In order to choose a good topic for a term paper in college, a student should assess their strengths, weaknesses and the course they are currently enrolled in. Although some students may like to challenge themselves to write on more difficult topics, they may need to realize that they have too heavy of a course load to do so. The reverse can also be true if a student is lazy or bad at conducting research. As all students will have to write a series of term papers throughout their academic career, it is often wise to keep their term papers along the same train of thought, in order to work toward their final dissertation piece without having to start fresh without any material. Some ideas for collegiate term papers however for those still struggling are:
Depending on the format of a term paper, a student can write on their everyday experiences. If the term paper is to show that a student has mastered the art of the descriptive essay, they can write a layout of their day to day life. This can range from how they got from their youth to the current course they are in or on something major that happened to them during a vacation or holiday.
As many students have declared or have begun to decide their major in college, term papers usually fall in the realms of what they want to do with their future. Political Science majors often write about elections, local government or international relations while Sociology majors write about racial tension, group dynamics or aging populations. When a student writes about a topic along the lines of the major, they set themselves up for success when it comes to writing their final dissertation paper.
One of the easiest topics to write on is comparing one event in history to another. If a student really wants to write about the tensions between the white and Native American populations in America, but cannot gather enough material they can compare the event to how the whites in Australia treated the Aboriginal community. Sometimes seeing how different populations handle similar situations allows the individual to learn even more than expected.
A professor may direct their students to write on a specific question or topic. This allows the student to not have to rattle their brain as to what they need to write on.
The exact opposite of what was suggested prior is to walk into a library and pick a book at random.
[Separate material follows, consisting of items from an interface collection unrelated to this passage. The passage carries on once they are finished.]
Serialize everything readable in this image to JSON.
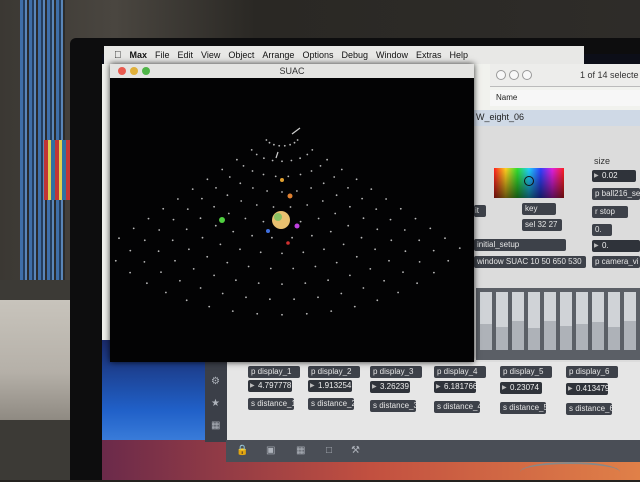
{
  "menubar": {
    "apple": "",
    "app": "Max",
    "items": [
      "File",
      "Edit",
      "View",
      "Object",
      "Arrange",
      "Options",
      "Debug",
      "Window",
      "Extras",
      "Help"
    ]
  },
  "suac_window": {
    "title": "SUAC"
  },
  "browser_window": {
    "count_text": "1 of 14 selecte",
    "name_header": "Name",
    "selected_item": "W_eight_06"
  },
  "patcher": {
    "size_label": "size",
    "size_value": "0.02",
    "ball_object": "p ball216_se",
    "key_object": "key",
    "sel_object": "sel 32 27",
    "r_stop": "r stop",
    "zero_a": "0.",
    "zero_b": "0.",
    "initial_setup": "initial_setup",
    "window_msg": "window SUAC 10 50 650 530",
    "camera_obj": "p camera_vi",
    "it_fragment": "it",
    "displays": [
      "p display_1",
      "p display_2",
      "p display_3",
      "p display_4",
      "p display_5",
      "p display_6"
    ],
    "values": [
      "4.797778",
      "1.913254",
      "3.26239",
      "6.181766",
      "0.23074",
      "0.413479"
    ],
    "distances": [
      "s distance_1",
      "s distance_2",
      "s distance_3",
      "s distance_4",
      "s distance_5",
      "s distance_6"
    ],
    "slider_levels": [
      0.55,
      0.6,
      0.5,
      0.62,
      0.5,
      0.58,
      0.55,
      0.52,
      0.6,
      0.5
    ]
  },
  "colors": {
    "suac_bg": "#030304",
    "accent_orange": "#f0a040"
  }
}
This book may end up having a European history major learn more about a battle they did not know even existed.